AMBAR study showed that the treatment, which aims to remove amyloid-beta (Abeta) from plasma, was associated with a 60% decrease in functional and cognitive decline in patients with moderate Alzheimer’s disease.Results from the phase 2b/3
The reduction in cognitive decline uncovered by the study is more striking than that reported for other investigational treatments targeting Abeta, such as monoclonal antibodies, said coinvestigator Antonio Páez, MD, medical director of the AMBAR program, Alzheimer’s Research Group, Grifols, Barcelona.
The results “open a new path for the development of plasma protein replacement therapies not only in Alzheimer’s disease but also in other degenerative diseases that we are planning to investigate,” Dr. Páez said.
The findings were presented at the virtual annual meeting of the Alzheimer’s Association International Conference and were simultaneously published in Alzheimer’s and Dementia.
Plasma exchange treatments, which have been available for several decades, are used to treat a range of neurologic, immunologic, and metabolic disorders. The treatment involves plasmapheresis, whereby plasma is separated from blood cells (red blood cells, white blood cells, platelets, etc) and toxic substances are removed. The albumin in plasma, to which plasma Abeta is bound, is replaced with a fresh commercial albumin product made from plasma from healthy donors.
“Our initial hypothesis was that, by removing albumin together with Abeta and substituting it with newer albumin periodically, we may be removing Abeta from the cerebrospinal fluid and eventually from the brain,” Dr. Páez said.
The AMBAR study included 347 men and women aged 55-85 years with probable Alzheimer’s disease dementia who were enrolled at 41 sites in Spain and the United States. All were diagnosed with mild Alzheimer’s disease, as shown by a baseline Mini-Mental State Examination score of 22-26, or moderate Alzheimer’s disease, having a baseline MMSE score of 18-21.
Investigators randomly assigned the participants to four groups; one group received placebo, and each of the other three treatment arms received different doses of albumin and intravenous immunoglobulin (IVIg) replacement.
During the first 6-week study phase, patients received weekly sham or conventional plasma exchange treatments of 2.5-3 liters of plasma, which Dr. Páez referred to as the “intensive-treatment phase to remove as much Abeta as possible.”

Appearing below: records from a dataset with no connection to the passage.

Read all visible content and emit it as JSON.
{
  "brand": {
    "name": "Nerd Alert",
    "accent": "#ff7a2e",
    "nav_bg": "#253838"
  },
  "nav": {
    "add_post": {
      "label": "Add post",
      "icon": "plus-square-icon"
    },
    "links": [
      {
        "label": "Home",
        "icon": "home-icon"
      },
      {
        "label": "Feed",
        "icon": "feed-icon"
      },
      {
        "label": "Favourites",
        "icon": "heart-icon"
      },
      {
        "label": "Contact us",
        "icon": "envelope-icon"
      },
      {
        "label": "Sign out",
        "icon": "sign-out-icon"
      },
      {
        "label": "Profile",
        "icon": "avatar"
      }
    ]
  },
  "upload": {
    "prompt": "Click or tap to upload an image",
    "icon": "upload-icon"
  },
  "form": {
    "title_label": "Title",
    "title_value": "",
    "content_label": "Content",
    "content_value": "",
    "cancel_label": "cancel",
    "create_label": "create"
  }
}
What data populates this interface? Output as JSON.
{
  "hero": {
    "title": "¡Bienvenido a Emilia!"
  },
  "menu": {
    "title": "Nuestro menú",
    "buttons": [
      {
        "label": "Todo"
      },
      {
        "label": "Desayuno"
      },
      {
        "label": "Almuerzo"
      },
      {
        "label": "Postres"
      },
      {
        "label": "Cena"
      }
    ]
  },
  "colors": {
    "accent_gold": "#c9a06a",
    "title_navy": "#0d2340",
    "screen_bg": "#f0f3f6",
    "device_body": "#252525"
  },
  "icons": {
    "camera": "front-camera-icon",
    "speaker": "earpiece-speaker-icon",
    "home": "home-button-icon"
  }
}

This was followed by a 12-month maintenance phase, which involved monthly low-volume (700-800 mL) plasma exchange or sham treatments.
Although the volume of plasma removed was the same in all three active-treatment groups, the amount of albumin and IVIg that was subsequently replaced varied. In one group, the same amount of albumin and IVIg that was removed was replaced; in another, half the amount removed was replaced; and in the third, only albumin was replaced.
The researchers collected cerebrospinal fluid (CSF) samples at baseline and after each treatment period. They assessed Abeta40, Abeta42, total tau, and phosphorylated-tau biomarkers.
The two primary outcomes were change from baseline to 14 months in scores on the Alzheimer’s Disease Cooperative Study–Activities of Daily Living (ADCS-ADL) scale and the Alzheimer’s Disease Assessment Scale–Cognitive Subscale (ADAS-Cog).